In drug and device cases, plaintiffs often rely on foreign labels including different warnings from the FDA-approved label as proof of defendant’s knowledge of a risk or failure to warn. In the first “bellwether” trial in an MDL proceeding involving claims of liver damage from the use of Tylenol, Defendants’ moved in limine to exclude such evidence, arguing that foreign regulatory processes for labeling are so different from the FDA’s processes that information about foreign labels and regulatory actions was irrelevant, unduly prejudicial, and confusing to the jury.

A federal court in the Eastern District of Pennsylvania denied the motion. See In re: Tylenol Marketing, Sales Practices and Products Liability Litigation, 2:13-md-02436, 2016 WL 1569719 (E.D. Pa. Apr. 19, 2016). The court accepted plaintiffs’ argument that the foreign labels were evidence of defendants’ knowledge of potential risks related to their products.

In reaching this ruling, the In re: Tylenol court observed, “I recognize that the admission of foreign labels may require context of a foreign country’s regulatory system in order to present them accurately, leading to a trial within a trial and undue delay.

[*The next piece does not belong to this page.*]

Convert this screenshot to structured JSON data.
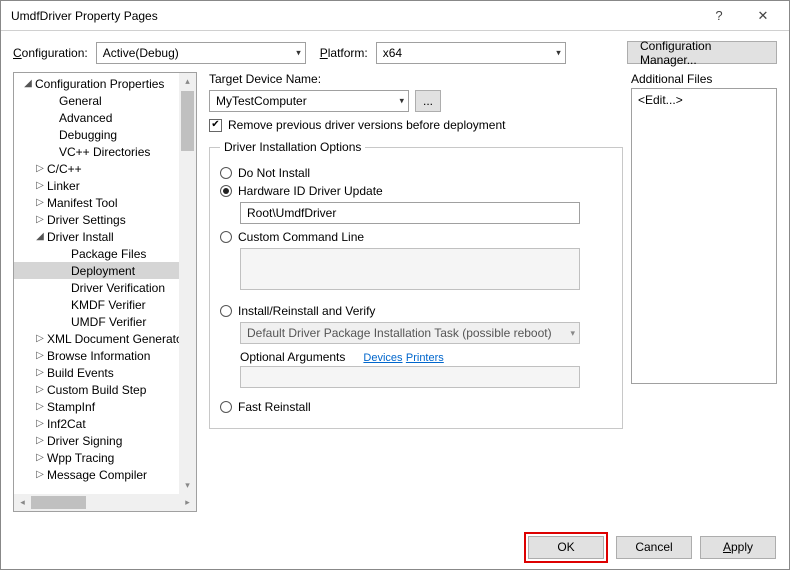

However, I believe it’s possible for the plaintiff to offer evidence that foreign regulatory agencies raised concerns about acetaminophen dosing years before the decedent’s death, to show notice and/or knowledge.” The court also recognized that a jury instruction could be given, “to ensure that jurors understand the limited nature of this evidence.” In re: Tylenol, 2016 WL1569719, *19.

The Court also limited plaintiffs’ ability to use the evidence as proof of causation, finding, “[i]t would be unfair to allow evidence of foreign labeling in countries requiring different regulatory and/or statutory duties to show that the defendants breached their duties under United States laws.” In re: Tylenol, 2016 WL1569719, *20.

The ruling regarding evidence of foreign labeling and regulatory actions was just one of eighteen motions in limine decided in In Re: Tylenol. Other issues decided included the use of adverse event reports at trial, the admissibility of expert testimony of corporate state of mind, and the admissibility of communications with the FDA and marketing and promotional materials. The full In Re: Tylenol opinion can be found here.